World Video | Defence | Foreign Affairs | Natural Events | Trade | NZ in World News | NZ National News Video | NZ Regional News | Search


Government could shut down Parliamentary debate on Bill C-13

April 28, 2014

Government attempts to shut down debate on Online Spying Bill show they’re running scared of public opinion, says

Government could shut down Parliamentary debate on Bill C-13 as early as today

The government looks likely to shut down debate on its controversial Online Spying Bill C-13, which MPs are scheduled to discuss later today. The move comes after tens of thousands have spoken out on a pro-privacy petition organized by and a huge nationwide 50 organization Protect our Privacy coalition. If the government succeeds, this could be the last day of 2nd Reading debate on the bill, which is being driven forward by Justice Minister Peter MacKay.

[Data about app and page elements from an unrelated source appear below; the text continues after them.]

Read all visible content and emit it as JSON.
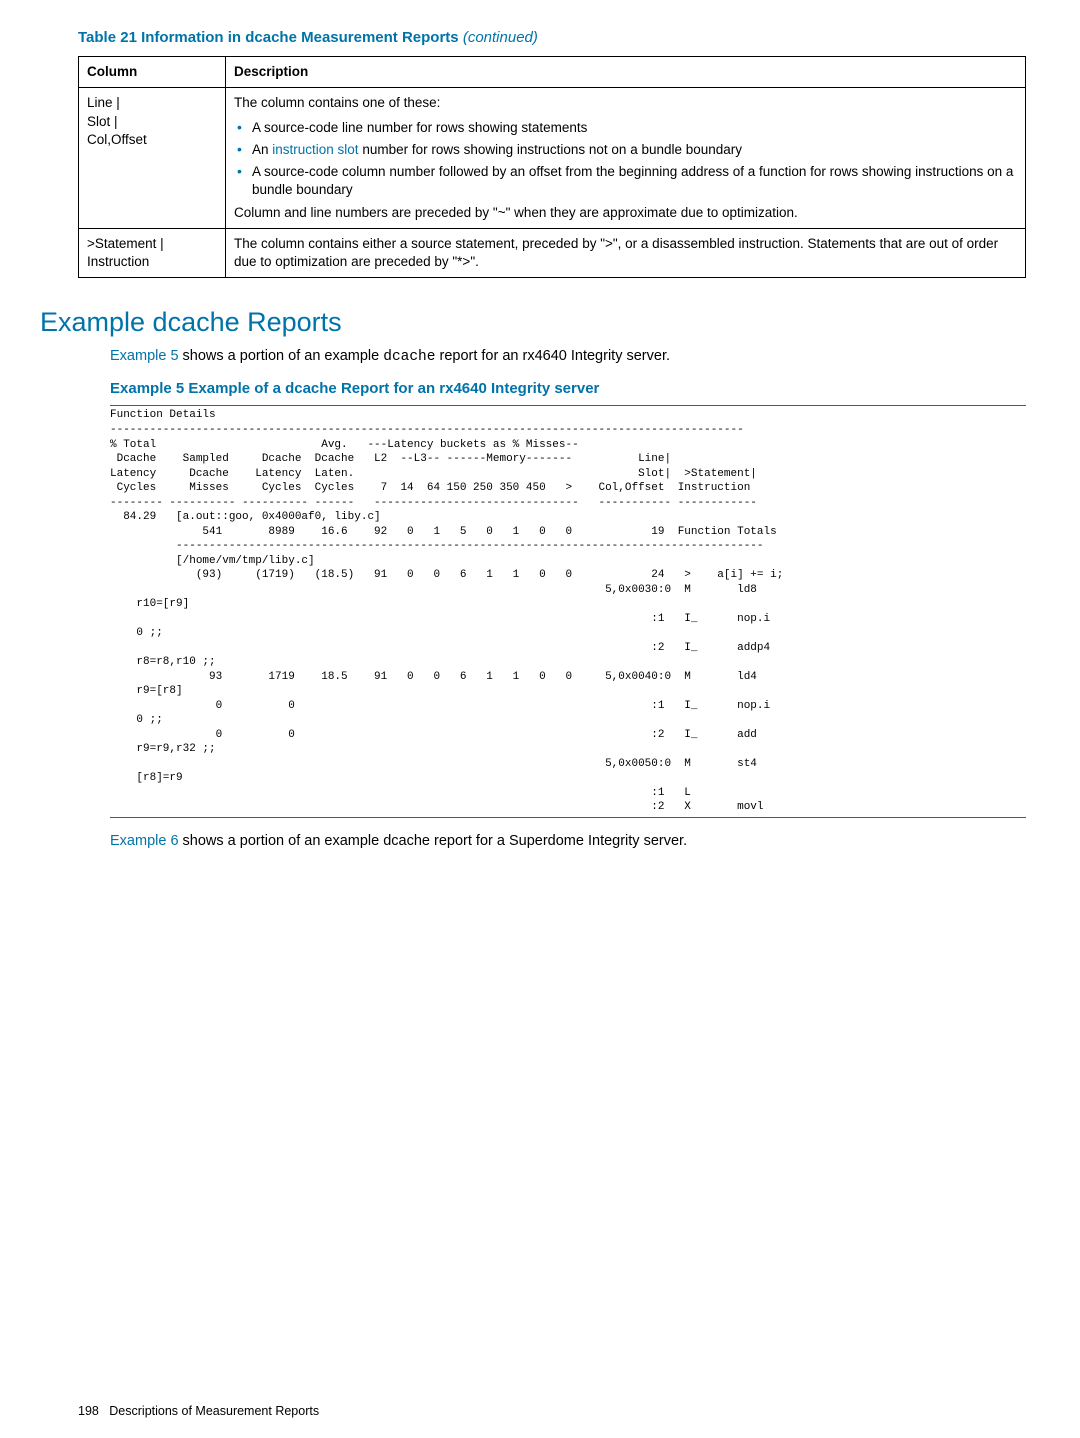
{
  "table21": {
    "caption": "Table 21 Information in dcache Measurement Reports",
    "caption_tail": " (continued)",
    "col_header_1": "Column",
    "col_header_2": "Description",
    "row1_col1_l1": "Line |",
    "row1_col1_l2": "Slot |",
    "row1_col1_l3": "Col,Offset",
    "row1_intro": "The column contains one of these:",
    "row1_b1": "A source-code line number for rows showing statements",
    "row1_b2a": "An ",
    "row1_b2link": "instruction slot",
    "row1_b2b": " number for rows showing instructions not on a bundle boundary",
    "row1_b3": "A source-code column number followed by an offset from the beginning address of a function for rows showing instructions on a bundle boundary",
    "row1_outro": "Column and line numbers are preceded by \"~\" when they are approximate due to optimization.",
    "row2_col1_l1": ">Statement |",
    "row2_col1_l2": "Instruction",
    "row2_desc": "The column contains either a source statement, preceded by \">\", or a disassembled instruction. Statements that are out of order due to optimization are preceded by \"*>\"."
  },
  "section_heading": "Example dcache Reports",
  "para1_a": "Example 5",
  "para1_b": " shows a portion of an example ",
  "para1_mono": "dcache",
  "para1_c": " report for an rx4640 Integrity server.",
  "ex5_caption": "Example 5 Example of a dcache Report for an rx4640 Integrity server",
  "ex5_pre": "Function Details\n------------------------------------------------------------------------------------------------\n% Total                         Avg.   ---Latency buckets as % Misses--\n Dcache    Sampled     Dcache  Dcache   L2  --L3-- ------Memory-------          Line|\nLatency     Dcache    Latency  Laten.                                           Slot|  >Statement|\n Cycles     Misses     Cycles  Cycles    7  14  64 150 250 350 450   >    Col,Offset  Instruction\n-------- ---------- ---------- ------   -------------------------------   ----------- ------------\n  84.29   [a.out::goo, 0x4000af0, liby.c]\n              541       8989    16.6    92   0   1   5   0   1   0   0            19  Function Totals\n          -----------------------------------------------------------------------------------------\n          [/home/vm/tmp/liby.c]\n             (93)     (1719)   (18.5)   91   0   0   6   1   1   0   0            24   >    a[i] += i;\n                                                                           5,0x0030:0  M       ld8\n    r10=[r9]\n                                                                                  :1   I_      nop.i\n    0 ;;\n                                                                                  :2   I_      addp4\n    r8=r8,r10 ;;\n               93       1719    18.5    91   0   0   6   1   1   0   0     5,0x0040:0  M       ld4\n    r9=[r8]\n                0          0                                                      :1   I_      nop.i\n    0 ;;\n                0          0                                                      :2   I_      add\n    r9=r9,r32 ;;\n                                                                           5,0x0050:0  M       st4\n    [r8]=r9\n                                                                                  :1   L\n                                                                                  :2   X       movl",
  "para2_a": "Example 6",
  "para2_b": " shows a portion of an example dcache report for a Superdome Integrity server.",
  "footer_page": "198",
  "footer_text": "Descriptions of Measurement Reports"
}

Bill C-13 sparked immediate controversy after experts revealed how over 60 pages of the bill were lifted from Vic Toews’ failed online spying Bill C-30, which the government was forced to withdraw after Canadians spoke out against it. Experts say that Bill C-13 would give a wide range of authorities access to the private lives of law-abiding Canadians. The bill grants legal immunity to telecom providers who hand over Canadians’ private information without a warrant, as has already happened over 18,000 times in the case of just a single government agency last year.

“This government is running scared of Canadians including those in their own party, and that’s why they’re trying to ram this bill through Parliament with as little debate as possible,” says Executive Director Steve Anderson. “This is a disgraceful approach that is typical of a government with such a terrible track record on privacy, and it’s no wonder that so many people, including many grassroots conservative supporters, are speaking out.”

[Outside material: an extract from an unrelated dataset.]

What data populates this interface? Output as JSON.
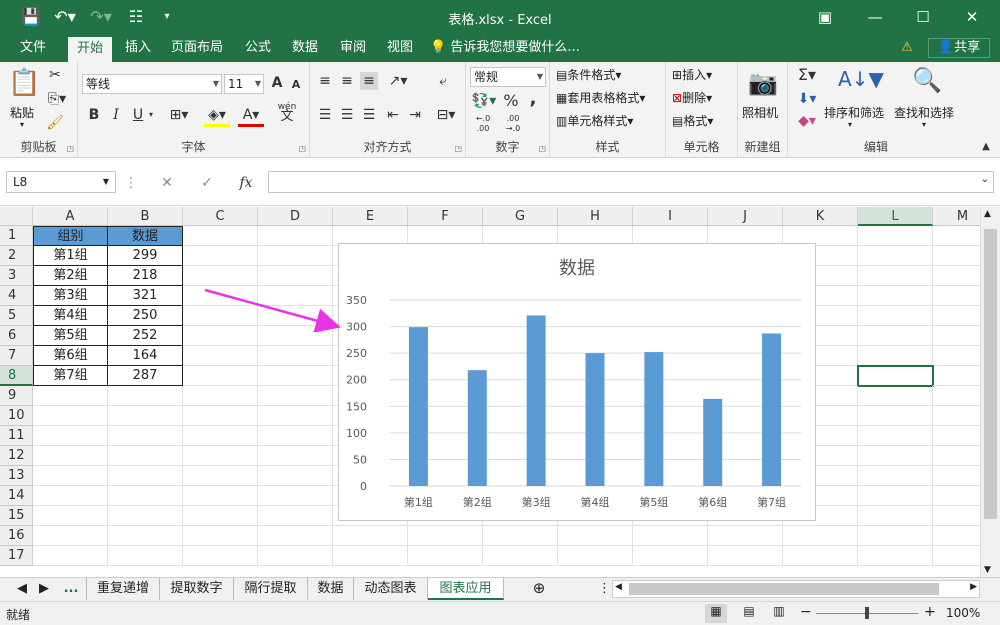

Anderson continued: “Let’s be clear about what Bill C-13 would do. It would open the door to unprecedented warrantless surveillance of law-abiding Canadians. It would give government bureaucrats access to our private lives at any time without judicial oversight. It would even encourage telecom providers to hand over our private information without a warrant and without even telling victims that their privacy had been violated. Peter MacKay needs to listen to Canadians and rethink this dangerous legislation.”

Privacy expert Professor Michael Geist has highlighted how Bill C-13 “establishes a new system for voluntary disclosure of personal information that is likely to lead both to increased requests without court oversight and to increased disclosures”.

A hard-hitting video about Bill C-13 was launched recently by OpenMedia and rapidly went viral, getting over 12,000 views and securing the top two spots of Reddit Canada.

Tens of thousands of Canadians are calling for effective legal measures to protect our privacy from government surveillance at


© Scoop Media

World Headlines


Haiti: $5 Million To Kick-Start Aid In Wake Of Hurricane Matthew

UN emergency fund allocates $5 million to kick-start assistance in wake of Hurricane Matthew More>>


Not Helen Clark: António Guterres Favourite For Next UN Secretary-General

Former Portuguese Prime Minister António Guterres has emerged as the clear favourite to become the next United Nations Secretary-General following the sixth secret ballot held today by the UN Security Council, which is expected to take a formal decision tomorrow and forward Mr. Guterres’ name to the 193-Member General Assembly for final confirmation. More>>


Preliminary Results: MH17 Investigation Report

The Joint Investigation Team (JIT) is convinced of having obtained irrefutable evidence to establish that on 17 July 2014, flight MH-17 was shot down by a BUK missile from the 9M38-series. According to the JIT there is also evidence identifying the launch location that involves an agricultural field near Pervomaiskyi which, at the time, was controlled by pro-Russian fighters. More>>


At The UN: Paris Climate Agreement Moves Closer To Entry Into Force

The Paris Agreement on climate change moved closer toward entering into force in 2016 as 31 more countries joined the agreement today at a special event hosted by United Nations Secretary-General Ban Ki-moon. More>>



Gordon Campbell: On The End Game In Spain (And Other World News)

The coverage of international news seems almost entirely dependent on a random selection of whatever some overseas news agency happens to be carrying overnight... Here are a few interesting international stories that have largely flown beneath the radar this past week. More>>

Amnesty/Human Rights Watch: Appalling Abuse, Neglect Of Refugees On Nauru

Refugees and asylum seekers on Nauru, most of whom have been held there for three years, routinely face neglect by health workers and other service providers who have been hired by the Australian government, as well as frequent unpunished assaults by local Nauruans. More>>


Other Australian Detention

Get More From Scoop

Search Scoop  
Powered by Vodafone
NZ independent news